Protesting the system in general doesn't work. It took us a while to realize this so maybe they can learn from the past.

Suggestion 1: Make some bright red T-shirts that say "Occupier." Go to agencies around town and ask the directors how much funding they have lost this year. Pitch in to fill the void at community centers, schools, etc., wearing those shirts and "Occupy" someplace that can use volunteers.

Suggestion 2: Work from within the system. Everyone has elected officials who love to hear from constituents. Make an appointment and talk to them. Share your constructive ideas. These people are in a position to make changes, and they need to know about your priorities. Get on a first-name basis with your local city and county council people. Go to public meetings and speak if it is allowed.

Show the rest of the country how it should be done. Concentrate your efforts. Negative publicity will only hurt your causes. If you can't articulate specific requests, you won't be taken seriously.

ROBBIE MOORE

Novel shows power of positive thinking

Sherman Alexie's "The Absolutely True Diary of a Part-time Indian" is a novel about hope in a young boy's journey to self-discovery.

Every adolescent experiences this same pilgrimage that leads him or her to an unearthing of identity.

Alexie's young protagonist faces devastatingly dark and seemingly insurmountable obstacles, these scenes of pain and turmoil characterized and condemned as "perversion" by parents of Dade County students.

These dismal themes are in no way glorified or encouraged by the text. Conversely they are presented through the lens of a hopeful adolescent's perspective to which young readers may easily relate.

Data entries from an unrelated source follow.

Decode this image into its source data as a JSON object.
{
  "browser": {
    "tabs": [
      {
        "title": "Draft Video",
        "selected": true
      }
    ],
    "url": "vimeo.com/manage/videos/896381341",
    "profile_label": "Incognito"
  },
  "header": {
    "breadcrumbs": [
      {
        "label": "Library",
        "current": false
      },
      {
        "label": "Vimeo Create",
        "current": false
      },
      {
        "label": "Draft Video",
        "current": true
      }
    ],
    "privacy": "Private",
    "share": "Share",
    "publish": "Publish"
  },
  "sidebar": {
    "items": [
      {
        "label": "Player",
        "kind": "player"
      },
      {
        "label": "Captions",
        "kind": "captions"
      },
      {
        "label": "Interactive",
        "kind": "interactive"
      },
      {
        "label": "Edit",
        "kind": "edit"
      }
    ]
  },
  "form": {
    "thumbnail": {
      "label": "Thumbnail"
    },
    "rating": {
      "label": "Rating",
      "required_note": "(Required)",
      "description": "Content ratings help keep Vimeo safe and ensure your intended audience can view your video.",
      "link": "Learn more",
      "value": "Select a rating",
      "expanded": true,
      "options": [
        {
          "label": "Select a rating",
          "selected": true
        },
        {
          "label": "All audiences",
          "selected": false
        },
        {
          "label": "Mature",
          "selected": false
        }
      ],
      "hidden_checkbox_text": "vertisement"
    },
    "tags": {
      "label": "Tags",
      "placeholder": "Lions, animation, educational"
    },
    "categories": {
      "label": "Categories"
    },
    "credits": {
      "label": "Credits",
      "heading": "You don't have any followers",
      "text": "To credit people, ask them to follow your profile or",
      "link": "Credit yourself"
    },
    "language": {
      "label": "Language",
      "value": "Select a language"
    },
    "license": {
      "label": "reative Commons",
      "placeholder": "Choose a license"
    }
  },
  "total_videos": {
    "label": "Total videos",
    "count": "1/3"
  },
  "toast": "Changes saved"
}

He proves strong in the midst of his trials finding hope, joy and love, proving the power of positive thinking.

Readers receive the privilege of learning the valuable lesson of not giving in to despair.

Widely regarded author, lecturer and mythologist Joseph Campbell implores his readers to, "Participate joyfully in the sorrows of the world. We cannot cure the world of sorrows, but we can choose to live in joy." This is conveyed clearly and in a way to elicit participation from readers and therefore should remain a work of literature read by literature students in any classroom.

CHRISTINA MELTON

Ooltewah